Those under the age of 18 would need parental or a guardian's permission to receive content that carriers offer that may be sexually explicit, excessively violent, or involve gambling, according to voluntary guidelines issued by the wireless industry's biggest trade group, CTIA.
Carriers also plan to make filters and other tools available to restrict Internet access on wireless devices.
"Parents must ultimately decide what materials are most suitable for their children, and wireless carriers participating in this important measure are committed to providing parents with the necessary tools to do so," said Steve Largent, CTIA president and chief executive officer.
The top three wireless carriers are among the participants: Cingular Wireless, a joint venture of BellSouth Corp. <BLS.N> and SBC Communications Inc. <SBC.N>, Verizon Wireless, a joint venture of Verizon Communications <VZ.N> and Vodafone Group Plc<VOD.L>, and Sprint Nextel Corp. <S.N>.

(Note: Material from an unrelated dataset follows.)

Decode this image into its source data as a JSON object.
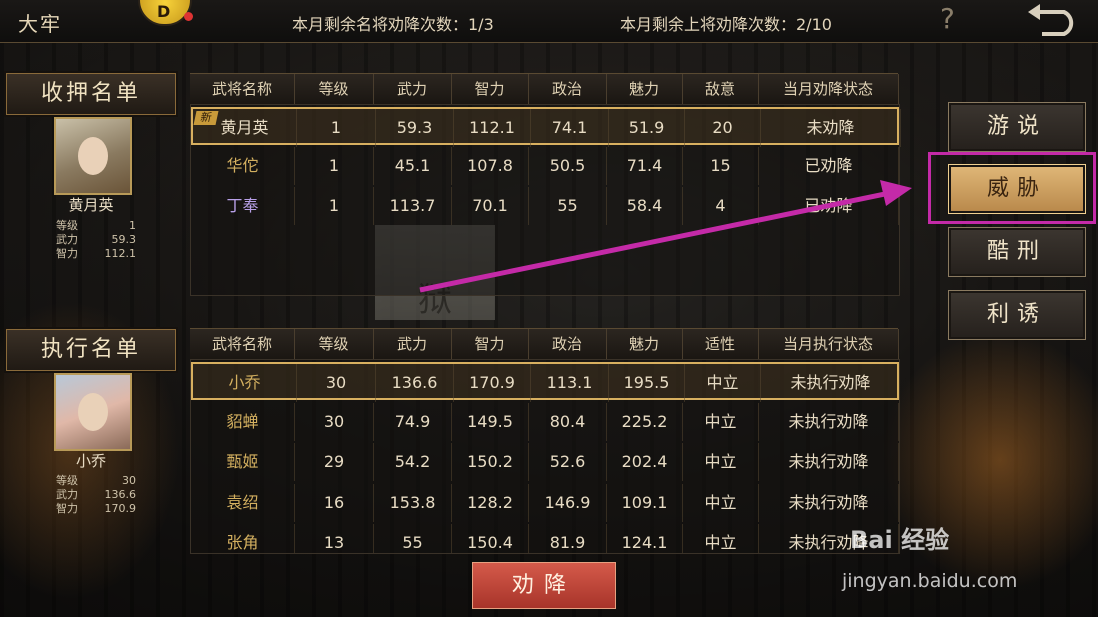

About 21 million 5- to 19-year-olds had wireless phones by the end of 2004, according to the technology research firm IDC. The Federal Communications Commission in February urged the industry to act on the issue of adult content.